The Queensland Coal Mining Board of Inquiry too has made findings that are consistent with those of the coal workers’ pneumoconiosis investigations and Brady review – complex failures relating to the measuring and monitoring of hazards, resulting in ineffective controls and ultimately leading to catastrophic outcomes. The board also highlighted the importance of ensuring workers have the confidence to raise safety concerns and report incidents as soon as possible, without fear of reprisal or adverse consequences.
Even though the Board of Inquiry, Coal Workers’ Pneumoconiosis Select Committee and Brady reviews were all looking at very different incidents, there are consistencies in the findings of their investigations:
- the failures were complex but the explanations were often simplified – blaming human error
- a failure to learn from past incidents – there are always precursors or early warnings that should have been noticed and acted upon
- a failure to identify hazards correctly – resulting in an inability to measure the risk posed to workers
- ineffective or non-existent controls
- a preference for administrative controls over engineering controls
- an inadequate reporting culture – resulting in the normalisation of hazards.
These common findings are equally applicable to coal mining, mineral mining and quarrying operations of all sizes and levels of sophistication.
Most concerning of all is that none of the failures identified by the Coal Workers’ Pneumoconiosis Select Committee, Brady review or Coal Mining Board of Inquiry are new—and the recommendations made for industry or the regulator share many themes in common. All of them build on recommendations made in the aftermath of many previous incidents, which have been explored and discussed at industry conferences, seminars and workshops for decades.
In his report, Dr Brady recommended that the industry should adopt the principles of high reliability organisations as a way to improve safety. As an industry, we are currently on a journey to implement these principles, and some organisations – often under different terminologies – have been at it for many years. While I don’t think there is a ‘one-size-fits-all’ way to navigate this journey – and what works for one organisation may not work for another – it is clear that the industry needs to reconsider how it approaches safety and health.
To continue on our safety and health journey, as an industry we need to ask some difficult and uncomfortable questions:
- Are we learning from our past mistakes and the near misses and not normalising hazards?

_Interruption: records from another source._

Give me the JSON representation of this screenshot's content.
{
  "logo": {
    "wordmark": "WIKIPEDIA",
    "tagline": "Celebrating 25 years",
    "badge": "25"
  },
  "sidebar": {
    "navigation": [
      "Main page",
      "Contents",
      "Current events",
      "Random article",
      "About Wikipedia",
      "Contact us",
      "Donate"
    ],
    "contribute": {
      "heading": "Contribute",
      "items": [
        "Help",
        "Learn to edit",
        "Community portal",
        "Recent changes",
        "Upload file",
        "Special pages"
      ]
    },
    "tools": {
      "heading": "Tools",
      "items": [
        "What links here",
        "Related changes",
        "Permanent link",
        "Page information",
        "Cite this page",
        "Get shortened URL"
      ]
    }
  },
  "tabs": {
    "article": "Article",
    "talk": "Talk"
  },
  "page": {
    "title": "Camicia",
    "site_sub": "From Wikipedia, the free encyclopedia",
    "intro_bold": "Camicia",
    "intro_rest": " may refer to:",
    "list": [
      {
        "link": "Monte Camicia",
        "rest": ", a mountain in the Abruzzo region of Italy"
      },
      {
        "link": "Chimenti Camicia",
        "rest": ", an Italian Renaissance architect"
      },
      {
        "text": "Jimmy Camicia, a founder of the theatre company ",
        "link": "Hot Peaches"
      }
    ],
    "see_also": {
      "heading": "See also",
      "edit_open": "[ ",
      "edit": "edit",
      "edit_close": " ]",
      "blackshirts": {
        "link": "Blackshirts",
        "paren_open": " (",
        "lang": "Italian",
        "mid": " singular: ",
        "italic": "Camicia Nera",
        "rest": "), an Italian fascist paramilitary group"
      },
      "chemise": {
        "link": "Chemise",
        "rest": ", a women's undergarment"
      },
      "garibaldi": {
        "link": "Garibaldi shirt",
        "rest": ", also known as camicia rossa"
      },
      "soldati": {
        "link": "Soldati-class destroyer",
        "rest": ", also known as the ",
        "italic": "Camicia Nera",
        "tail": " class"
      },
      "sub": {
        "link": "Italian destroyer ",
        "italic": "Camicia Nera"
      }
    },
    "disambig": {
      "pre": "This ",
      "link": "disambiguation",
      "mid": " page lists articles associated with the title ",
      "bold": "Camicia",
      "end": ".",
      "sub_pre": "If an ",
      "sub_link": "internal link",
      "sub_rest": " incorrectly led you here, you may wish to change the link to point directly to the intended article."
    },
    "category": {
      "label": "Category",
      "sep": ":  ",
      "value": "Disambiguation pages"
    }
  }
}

- Are we collecting the right data to inform our safety and health decisions?
- Are our procedures too complex and/or overly administrative?
- Are our critical controls designed and implemented correctly and are we verifying that they are working?
- Are we empowering workers to identify incidents and hazards?
If we don’t answer these questions, my fear is that we will continue along what Dr Brady described as a fatality cycle, which is characterised by periods where a significant number of fatalities occur, followed by periods where there are few to none.
These are not new concepts and nothing here should be a revelation to anyone. As leaders in the industry, I challenge you to think about these questions and critically evaluate whether they are being asked and, most importantly, answered within your organisation.